Nasrallah made a point of mentioning this in his declaration that the organization will respond to Israel's attack on Beirut at any possible location along the border fence. The attack would be carried out "in a measured manner, according to our considerations", Nasrallah said at that time.
Lebanon's new government, in which Hezbollah maintained its power and even strengthened its political stature in the country, will not necessarily alleviate the Lebanese political and social crisis. The so-called "government of experts" that was established does not represent all the factions and communities in Lebanon, or all the Shiite organizations. Hezbollah and Amal are the two most powerful forces in the administration. This government will have difficulty dealing with the fundamental problems that sparked the protest - corruption, the national debt, and unemployment. Hezbollah will make every effort to try to stabilize the political situation and to silence those opposing the government and the organization in order to continue to hold onto the centers of power in the country.
The internal and external challenges facing Hezbollah will influence the steps it takes when considering initiation of action against Israel, or its response to an Israeli action that damages the organization's security and/or standing. The organization's recent response to Israel's offensive action against it made clear that Hezbollah is not interested in a conflict, despite the military capabilities it has acquired, particularly the 150,000 missiles and rockets at its disposal that threaten the majority of Israel's territory.
Hezbollah will continue to build its power, and will try to speed up the precision missile project, help the new Quds force commander and his deputy fully assume their posts, try to calm the internal arena and stabilize the new government that was established under its auspices. The organization's economic difficulties negatively influence its functioning. Hezbollah, which is still deterred by Israel, will avoid unnecessary adventures and thus the probability of it initiating a significant attack against Israel is low.

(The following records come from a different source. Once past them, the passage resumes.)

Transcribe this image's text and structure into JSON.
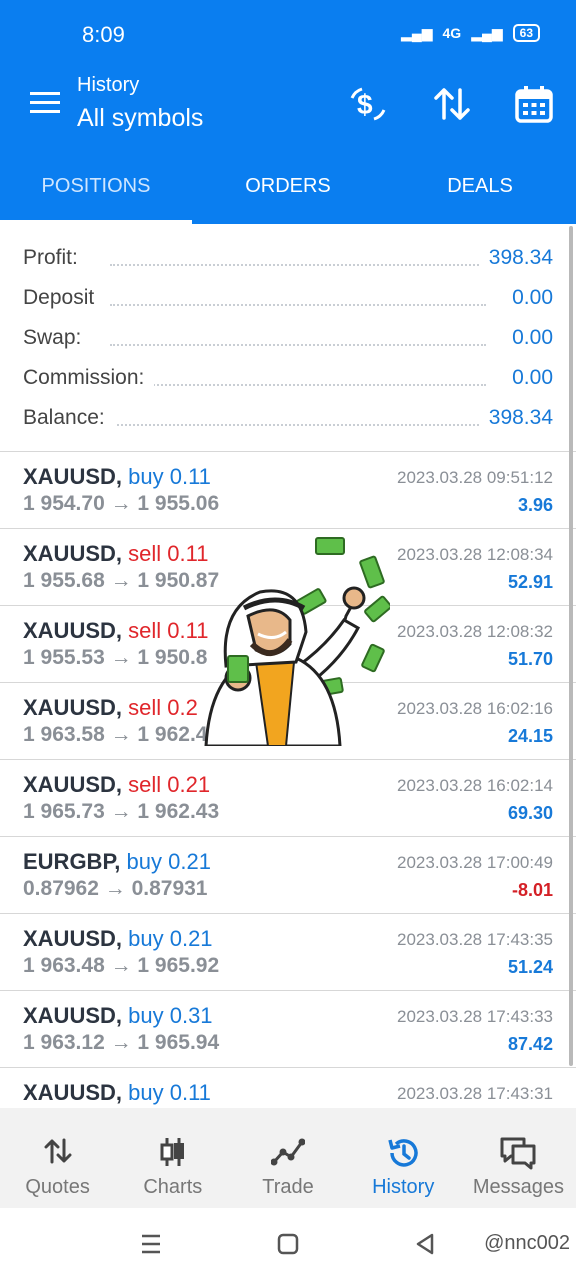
{
  "status_bar": {
    "time": "8:09",
    "network": "4G",
    "battery": "63"
  },
  "header": {
    "subtitle": "History",
    "title": "All symbols"
  },
  "tabs": [
    {
      "label": "POSITIONS",
      "active": true
    },
    {
      "label": "ORDERS",
      "active": false
    },
    {
      "label": "DEALS",
      "active": false
    }
  ],
  "summary": [
    {
      "label": "Profit:",
      "value": "398.34"
    },
    {
      "label": "Deposit",
      "value": "0.00"
    },
    {
      "label": "Swap:",
      "value": "0.00"
    },
    {
      "label": "Commission:",
      "value": "0.00"
    },
    {
      "label": "Balance:",
      "value": "398.34"
    }
  ],
  "deals": [
    {
      "symbol": "XAUUSD,",
      "side": "buy",
      "volume": "buy 0.11",
      "prices": "1 954.70 → 1 955.06",
      "time": "2023.03.28 09:51:12",
      "profit": "3.96"
    },
    {
      "symbol": "XAUUSD,",
      "side": "sell",
      "volume": "sell 0.11",
      "prices": "1 955.68 → 1 950.87",
      "time": "2023.03.28 12:08:34",
      "profit": "52.91"
    },
    {
      "symbol": "XAUUSD,",
      "side": "sell",
      "volume": "sell 0.11",
      "prices": "1 955.53 → 1 950.8",
      "time": "2023.03.28 12:08:32",
      "profit": "51.70"
    },
    {
      "symbol": "XAUUSD,",
      "side": "sell",
      "volume": "sell 0.2",
      "prices": "1 963.58 → 1 962.4",
      "time": "2023.03.28 16:02:16",
      "profit": "24.15"
    },
    {
      "symbol": "XAUUSD,",
      "side": "sell",
      "volume": "sell 0.21",
      "prices": "1 965.73 → 1 962.43",
      "time": "2023.03.28 16:02:14",
      "profit": "69.30"
    },
    {
      "symbol": "EURGBP,",
      "side": "buy",
      "volume": "buy 0.21",
      "prices": "0.87962 → 0.87931",
      "time": "2023.03.28 17:00:49",
      "profit": "-8.01"
    },
    {
      "symbol": "XAUUSD,",
      "side": "buy",
      "volume": "buy 0.21",
      "prices": "1 963.48 → 1 965.92",
      "time": "2023.03.28 17:43:35",
      "profit": "51.24"
    },
    {
      "symbol": "XAUUSD,",
      "side": "buy",
      "volume": "buy 0.31",
      "prices": "1 963.12 → 1 965.94",
      "time": "2023.03.28 17:43:33",
      "profit": "87.42"
    },
    {
      "symbol": "XAUUSD,",
      "side": "buy",
      "volume": "buy 0.11",
      "prices": "",
      "time": "2023.03.28 17:43:31",
      "profit": ""
    }
  ],
  "bottom_nav": [
    {
      "label": "Quotes",
      "icon": "quotes-icon"
    },
    {
      "label": "Charts",
      "icon": "charts-icon"
    },
    {
      "label": "Trade",
      "icon": "trade-icon"
    },
    {
      "label": "History",
      "icon": "history-icon",
      "active": true
    },
    {
      "label": "Messages",
      "icon": "messages-icon"
    }
  ],
  "watermark": "@nnc002",
  "colors": {
    "primary": "#0a7ef0",
    "buy": "#1779d8",
    "sell": "#e0262b"
  }
}
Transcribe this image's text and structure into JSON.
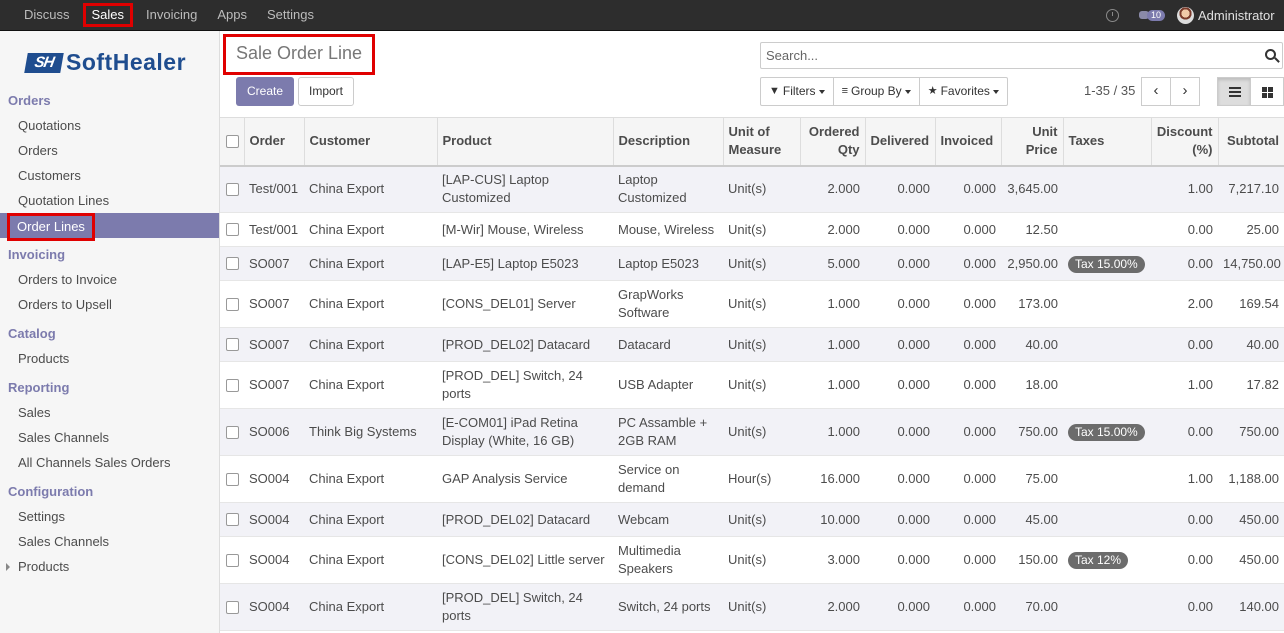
{
  "topbar": {
    "nav": [
      "Discuss",
      "Sales",
      "Invoicing",
      "Apps",
      "Settings"
    ],
    "active": "Sales",
    "messages_count": "10",
    "user": "Administrator"
  },
  "sidebar": {
    "logo": {
      "mark": "SH",
      "text": "SoftHealer"
    },
    "sections": [
      {
        "title": "Orders",
        "items": [
          "Quotations",
          "Orders",
          "Customers",
          "Quotation Lines",
          "Order Lines"
        ]
      },
      {
        "title": "Invoicing",
        "items": [
          "Orders to Invoice",
          "Orders to Upsell"
        ]
      },
      {
        "title": "Catalog",
        "items": [
          "Products"
        ]
      },
      {
        "title": "Reporting",
        "items": [
          "Sales",
          "Sales Channels",
          "All Channels Sales Orders"
        ]
      },
      {
        "title": "Configuration",
        "items": [
          "Settings",
          "Sales Channels",
          "Products"
        ]
      }
    ],
    "active_item": "Order Lines"
  },
  "control": {
    "title": "Sale Order Line",
    "create_label": "Create",
    "import_label": "Import",
    "search_placeholder": "Search...",
    "filters_label": "Filters",
    "groupby_label": "Group By",
    "favorites_label": "Favorites",
    "pager": "1-35 / 35"
  },
  "table": {
    "headers": [
      "Order",
      "Customer",
      "Product",
      "Description",
      "Unit of Measure",
      "Ordered Qty",
      "Delivered",
      "Invoiced",
      "Unit Price",
      "Taxes",
      "Discount (%)",
      "Subtotal"
    ],
    "rows": [
      [
        "Test/001",
        "China Export",
        "[LAP-CUS] Laptop Customized",
        "Laptop Customized",
        "Unit(s)",
        "2.000",
        "0.000",
        "0.000",
        "3,645.00",
        "",
        "1.00",
        "7,217.10"
      ],
      [
        "Test/001",
        "China Export",
        "[M-Wir] Mouse, Wireless",
        "Mouse, Wireless",
        "Unit(s)",
        "2.000",
        "0.000",
        "0.000",
        "12.50",
        "",
        "0.00",
        "25.00"
      ],
      [
        "SO007",
        "China Export",
        "[LAP-E5] Laptop E5023",
        "Laptop E5023",
        "Unit(s)",
        "5.000",
        "0.000",
        "0.000",
        "2,950.00",
        "Tax 15.00%",
        "0.00",
        "14,750.00"
      ],
      [
        "SO007",
        "China Export",
        "[CONS_DEL01] Server",
        "GrapWorks Software",
        "Unit(s)",
        "1.000",
        "0.000",
        "0.000",
        "173.00",
        "",
        "2.00",
        "169.54"
      ],
      [
        "SO007",
        "China Export",
        "[PROD_DEL02] Datacard",
        "Datacard",
        "Unit(s)",
        "1.000",
        "0.000",
        "0.000",
        "40.00",
        "",
        "0.00",
        "40.00"
      ],
      [
        "SO007",
        "China Export",
        "[PROD_DEL] Switch, 24 ports",
        "USB Adapter",
        "Unit(s)",
        "1.000",
        "0.000",
        "0.000",
        "18.00",
        "",
        "1.00",
        "17.82"
      ],
      [
        "SO006",
        "Think Big Systems",
        "[E-COM01] iPad Retina Display (White, 16 GB)",
        "PC Assamble + 2GB RAM",
        "Unit(s)",
        "1.000",
        "0.000",
        "0.000",
        "750.00",
        "Tax 15.00%",
        "0.00",
        "750.00"
      ],
      [
        "SO004",
        "China Export",
        "GAP Analysis Service",
        "Service on demand",
        "Hour(s)",
        "16.000",
        "0.000",
        "0.000",
        "75.00",
        "",
        "1.00",
        "1,188.00"
      ],
      [
        "SO004",
        "China Export",
        "[PROD_DEL02] Datacard",
        "Webcam",
        "Unit(s)",
        "10.000",
        "0.000",
        "0.000",
        "45.00",
        "",
        "0.00",
        "450.00"
      ],
      [
        "SO004",
        "China Export",
        "[CONS_DEL02] Little server",
        "Multimedia Speakers",
        "Unit(s)",
        "3.000",
        "0.000",
        "0.000",
        "150.00",
        "Tax 12%",
        "0.00",
        "450.00"
      ],
      [
        "SO004",
        "China Export",
        "[PROD_DEL] Switch, 24 ports",
        "Switch, 24 ports",
        "Unit(s)",
        "2.000",
        "0.000",
        "0.000",
        "70.00",
        "",
        "0.00",
        "140.00"
      ]
    ]
  },
  "colors": {
    "accent": "#7c7bad",
    "highlight": "#e00000",
    "topbar": "#2d2d2d"
  }
}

At the same time, if Hezbollah is forced to respond to attacks attributed to Israel in Lebanon, the response in its view will be measured, and not impulsive, in order not to cause an escalation of hostilities with Israel.